I was diagnosed with ADHD at 31, two years after I graduated from drama school as a mature student, and immediately the long list of things I’d been struggling with as an actor began to make so much sense. Things that my peers seemed to find so easy, such as being on time and being able to focus in lengthy rehearsals, had always been extremely challenging for me. Last year, I also discovered I’m autistic. I was finally able to understand how my conditions affected me as an actor and begin to work with my brain rather than against it.
There’s so much that can be done to make our industry more accessible for neurodivergent people, and it starts with awareness and education. I’m currently writing a book that will serve as a guide for neurodivergent actors so I can share what I’ve learned so far. I want others to know how to best equip themselves for the industry and feel empowered to ask for accommodations when needed.
However, the responsibility to make our industry more accessible cannot lie with actors alone.
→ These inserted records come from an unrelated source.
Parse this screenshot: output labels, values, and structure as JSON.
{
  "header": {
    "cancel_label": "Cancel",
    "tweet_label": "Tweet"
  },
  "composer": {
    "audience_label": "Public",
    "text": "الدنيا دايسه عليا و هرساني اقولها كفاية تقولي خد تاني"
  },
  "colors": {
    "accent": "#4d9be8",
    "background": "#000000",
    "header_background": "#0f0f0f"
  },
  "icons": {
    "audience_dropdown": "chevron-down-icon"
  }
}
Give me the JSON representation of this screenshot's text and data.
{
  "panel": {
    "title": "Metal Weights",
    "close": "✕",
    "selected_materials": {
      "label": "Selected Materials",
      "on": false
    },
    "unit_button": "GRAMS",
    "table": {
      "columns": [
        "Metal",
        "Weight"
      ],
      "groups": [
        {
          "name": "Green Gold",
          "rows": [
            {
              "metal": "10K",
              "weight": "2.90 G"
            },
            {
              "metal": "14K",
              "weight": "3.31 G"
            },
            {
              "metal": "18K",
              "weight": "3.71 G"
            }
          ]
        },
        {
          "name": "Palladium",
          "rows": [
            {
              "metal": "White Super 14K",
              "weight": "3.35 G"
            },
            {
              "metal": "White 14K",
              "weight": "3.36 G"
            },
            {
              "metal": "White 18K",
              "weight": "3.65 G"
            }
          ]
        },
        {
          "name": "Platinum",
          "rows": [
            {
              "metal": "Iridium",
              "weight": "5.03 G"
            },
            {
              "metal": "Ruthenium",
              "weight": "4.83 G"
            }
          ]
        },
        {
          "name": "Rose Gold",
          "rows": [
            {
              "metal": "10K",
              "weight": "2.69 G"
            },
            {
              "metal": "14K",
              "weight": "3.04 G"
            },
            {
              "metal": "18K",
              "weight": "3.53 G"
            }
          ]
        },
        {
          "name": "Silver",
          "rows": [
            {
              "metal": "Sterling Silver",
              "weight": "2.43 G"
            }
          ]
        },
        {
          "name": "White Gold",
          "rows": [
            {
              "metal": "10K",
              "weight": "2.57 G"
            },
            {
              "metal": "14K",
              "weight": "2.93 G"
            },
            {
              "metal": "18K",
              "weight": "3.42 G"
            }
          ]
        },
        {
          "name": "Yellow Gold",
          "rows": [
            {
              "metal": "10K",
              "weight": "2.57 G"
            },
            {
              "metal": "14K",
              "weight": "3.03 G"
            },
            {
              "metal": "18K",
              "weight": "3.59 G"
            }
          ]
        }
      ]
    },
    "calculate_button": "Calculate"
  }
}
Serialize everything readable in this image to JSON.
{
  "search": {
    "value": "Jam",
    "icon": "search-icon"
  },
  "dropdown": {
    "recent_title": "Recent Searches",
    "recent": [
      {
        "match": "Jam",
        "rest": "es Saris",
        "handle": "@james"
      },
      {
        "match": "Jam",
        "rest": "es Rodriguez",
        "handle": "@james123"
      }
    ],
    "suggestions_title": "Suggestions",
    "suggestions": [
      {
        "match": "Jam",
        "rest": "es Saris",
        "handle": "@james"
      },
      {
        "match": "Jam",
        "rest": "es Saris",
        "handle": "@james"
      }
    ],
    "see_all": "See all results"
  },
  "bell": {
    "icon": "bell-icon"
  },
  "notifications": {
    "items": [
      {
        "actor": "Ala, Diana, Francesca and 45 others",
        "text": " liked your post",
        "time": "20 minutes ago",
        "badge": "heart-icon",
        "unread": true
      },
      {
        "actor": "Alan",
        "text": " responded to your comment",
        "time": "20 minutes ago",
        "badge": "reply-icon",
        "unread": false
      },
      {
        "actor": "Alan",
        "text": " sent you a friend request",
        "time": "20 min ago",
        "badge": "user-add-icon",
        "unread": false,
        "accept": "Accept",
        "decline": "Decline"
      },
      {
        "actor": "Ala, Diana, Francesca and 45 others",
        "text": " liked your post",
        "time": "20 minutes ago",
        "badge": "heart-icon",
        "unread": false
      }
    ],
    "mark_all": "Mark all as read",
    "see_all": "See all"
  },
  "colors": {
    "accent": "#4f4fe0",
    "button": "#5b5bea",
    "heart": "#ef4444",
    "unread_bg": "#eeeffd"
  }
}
All creatives working within our field have a duty to educate themselves on the needs of neurodivergent actors and how best to support them, whether in an educational setting or a professional one.
Neurodivergent actors are not a burden; we are a vibrant and vital part of our industry who deserve to be supported and championed just like any other.
My advice to other ND women would be to firstly, learn as much as possible about your brain and the way it works. Sounds obvious, but it really is essential. Secondly, connect with other ND women in your field. Having support from others who understand your experiences and the barriers you face is invaluable. And finally, don’t be afraid to take up space!